LITR 4326 Early American Literature

lecture notes

course introduction


primordial chaos!


Grateful for showing up and hope you and yours are coping well enough with this enormous disaster.

If you're not, or if things go from bad to worse for you, please communicate whenever you can and together we can try to keep everyone going through December.

Made some adjustments to the course requirements so that we can do our work without adding to misery


1st classes--profs want grand preview, get big ideas up front, prepare students for later reinforcement

What students get: sense of personalities, styles, expectations (how much work, what possible pleasures)

not try to do too much, and if it starts to feel that way, I'll refocus.


me: at UHCL since 1992, 66 years old, married longer than I was single, grandfather, first students grandfathers; last year or two before retiring

hired to teach early American literature + multicultural studies

teaching style: student-centered learning, learn by doing, discussing


you: small class, challenges / opportunities

student introductions



peculiarities of course: so many different materials > students must self-direct (contrast American Renaissance)


student presentations

discussion questions (today)


Literature as pleasure + learning




why we read literature of the past?


knowledge + critical thinking


but do we identify? How far back can we go in literary history and feel as though it matters to us now? (Shakespeare, Classical Tragedy, etc.)

approach the unknown through the known—if we like something from the past, why? If not, why not? What does either tell us about ourselves?




frees us from tyranny of the present

humans mostly limited to very short time, limited attention span

if you can think like the past, you can think like the future


Also helps see present fresh, what you take for granted, how it evolved, what may happen next





(history as necessity > analogy > recombination of human agencies and natural or built environments)



pleasure of learning

Which America do we teach?

multicultural population but dominant culture institutions: university, English language


cross-pressures between what students want to or can read


what authority figures say students should read




Emergence of “Literature” as we know it today from earlier genres like letters, pamphlets, public documents; spoken and written literatures and cultures


"Literature" as known today = creative writing, esp. fiction, poetry, drama

> film

> creative nonfiction: autobiography / memoir

> essays


appeals: escape, entertainment,


"LIterature" as known before 1800s = anything written, from poetry to history to science

historical documents

social contracts

religious texts

direct cultural information

less symbolic and figurative, more literal or informative


appeals: knowledge how world works, but can feel more like work than entertainment or escape


Federalist 10.22 kindle a flame > conflagration



syllabus is never finished but continues to be improved or developed--no big changes without warning

instructor has taught course maybe a dozen times

doctoral training and dissertation in American Renaissance


course evolves with changing scholarship and changing students




Classroom style

balance instructor's ancient knowledge with students' developing insights and fresh apps
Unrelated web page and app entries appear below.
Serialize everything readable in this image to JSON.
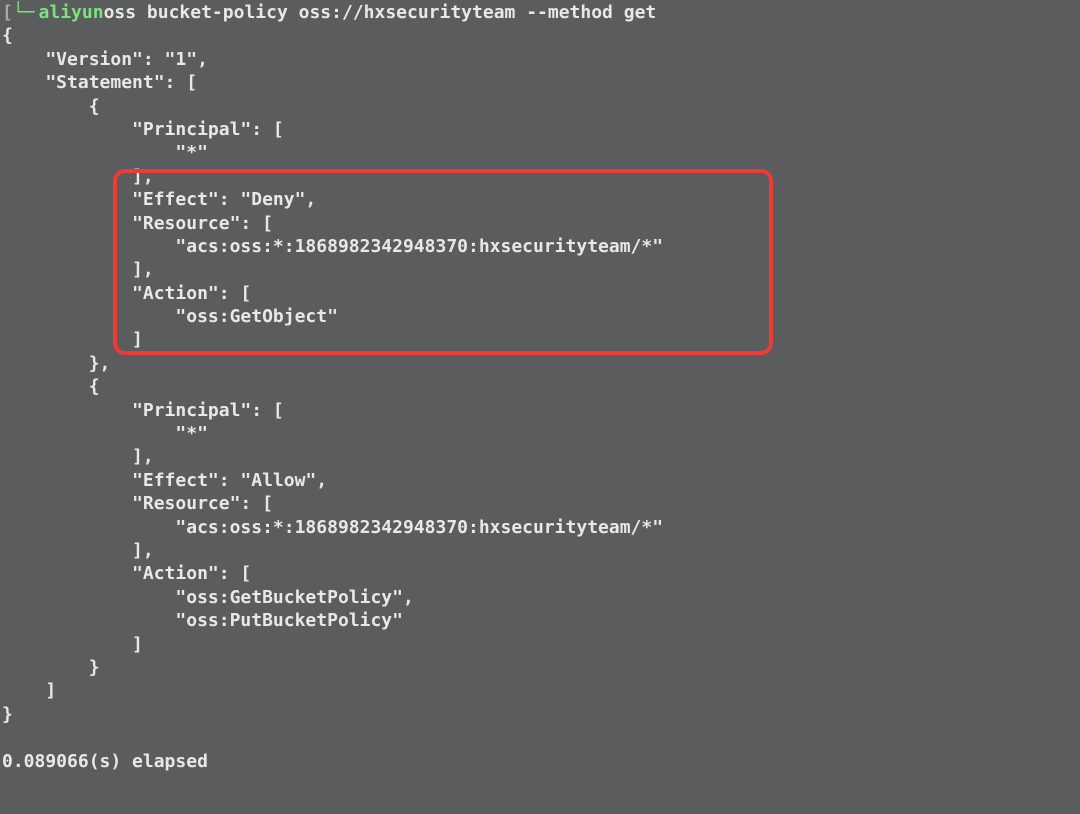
{
  "prompt": {
    "arrow_char": "⟶",
    "command_name": "aliyun",
    "command_args": " oss bucket-policy oss://hxsecurityteam --method get"
  },
  "output": {
    "Version": "1",
    "Statement": [
      {
        "Principal": [
          "*"
        ],
        "Effect": "Deny",
        "Resource": [
          "acs:oss:*:1868982342948370:hxsecurityteam/*"
        ],
        "Action": [
          "oss:GetObject"
        ]
      },
      {
        "Principal": [
          "*"
        ],
        "Effect": "Allow",
        "Resource": [
          "acs:oss:*:1868982342948370:hxsecurityteam/*"
        ],
        "Action": [
          "oss:GetBucketPolicy",
          "oss:PutBucketPolicy"
        ]
      }
    ]
  },
  "json_lines": [
    "{",
    "    \"Version\": \"1\",",
    "    \"Statement\": [",
    "        {",
    "            \"Principal\": [",
    "                \"*\"",
    "            ],",
    "            \"Effect\": \"Deny\",",
    "            \"Resource\": [",
    "                \"acs:oss:*:1868982342948370:hxsecurityteam/*\"",
    "            ],",
    "            \"Action\": [",
    "                \"oss:GetObject\"",
    "            ]",
    "        },",
    "        {",
    "            \"Principal\": [",
    "                \"*\"",
    "            ],",
    "            \"Effect\": \"Allow\",",
    "            \"Resource\": [",
    "                \"acs:oss:*:1868982342948370:hxsecurityteam/*\"",
    "            ],",
    "            \"Action\": [",
    "                \"oss:GetBucketPolicy\",",
    "                \"oss:PutBucketPolicy\"",
    "            ]",
    "        }",
    "    ]",
    "}"
  ],
  "elapsed_text": "0.089066(s) elapsed",
  "highlight": {
    "start_line_index": 7,
    "end_line_index": 13,
    "description": "Deny GetObject policy block"
  }
}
instructor's ancient knowledge:

brief lectures and presentations

terms, objectives, themes linked through website


students' developing insights and fresh apps:

Discussion questions

Model Assignments

Student presentations & student-led discussions